Personal Independence Payment (PIP) assessment guide for assessment providers
Guidance for health professionals carrying out PIP assessment activity and for those responsible for the quality of PIP assessments:
Documents can be downloaded from the Gov.uk website here – https://www.gov.uk/government/publications/personal-independence-payment-assessment-guide-for-assessment-providers
- Personal Independence Payment (PIP) – A Guide and
- Personal Independence Payment (PIP) – Benefit Rates
More About PIP
Personal Independence Payment (PIP) can help you with some of the extra costs if you have a long term ill-health or disability.
PIP is made up of 2 parts. Whether you get one or both of these and how much you’ll get depends on how severely your condition affects you.
Daily living part
The weekly rate for the daily living part of PIP is either £59.70 or £89.15.
The weekly rate for the mobility part of PIP is either £23.60 or £62.25.
You’ll get the higher daily living part if you’re not expected to live more than 6 months. The rate of the mobility part depends on your needs.
The amount you get depends on how your condition affects you, not the condition itself.
Your carer could get Carer’s Allowance if you have substantial caring needs.
If you get Disability Living Allowance
Disability Living Allowance (DLA) is ending for people aged 16 to 64.
You can keep getting DLA if you’re under 16 or you were born on or before 8 April 1948 and have an existing claim.

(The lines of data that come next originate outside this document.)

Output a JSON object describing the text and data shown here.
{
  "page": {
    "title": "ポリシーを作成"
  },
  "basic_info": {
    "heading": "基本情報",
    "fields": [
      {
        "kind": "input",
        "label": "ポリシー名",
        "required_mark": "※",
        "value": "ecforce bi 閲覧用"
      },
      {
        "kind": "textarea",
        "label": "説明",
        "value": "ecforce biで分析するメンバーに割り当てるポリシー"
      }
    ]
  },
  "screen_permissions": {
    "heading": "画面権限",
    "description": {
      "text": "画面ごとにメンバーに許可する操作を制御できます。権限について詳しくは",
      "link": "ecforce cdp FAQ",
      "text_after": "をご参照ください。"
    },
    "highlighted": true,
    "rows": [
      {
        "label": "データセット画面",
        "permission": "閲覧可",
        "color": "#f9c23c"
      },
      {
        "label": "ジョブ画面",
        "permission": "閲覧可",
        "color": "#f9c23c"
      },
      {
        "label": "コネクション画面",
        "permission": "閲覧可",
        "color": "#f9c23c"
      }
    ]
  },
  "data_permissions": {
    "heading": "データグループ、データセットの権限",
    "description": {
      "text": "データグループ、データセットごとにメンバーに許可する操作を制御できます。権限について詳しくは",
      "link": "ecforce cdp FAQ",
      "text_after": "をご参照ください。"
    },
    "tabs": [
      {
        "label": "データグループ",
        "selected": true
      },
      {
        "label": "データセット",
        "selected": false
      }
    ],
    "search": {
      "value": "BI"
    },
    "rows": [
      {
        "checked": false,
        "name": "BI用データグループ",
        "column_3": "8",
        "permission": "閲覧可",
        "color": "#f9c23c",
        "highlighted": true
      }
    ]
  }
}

You’ll continue getting DLA until the Department for Work and Pensions (DWP) invites you to apply for PIP. You do not need to do anything until DWP writes to you about your DLA unless your circumstances change.
Help with PIP
Information from the Gov.uk website
Updated June 2020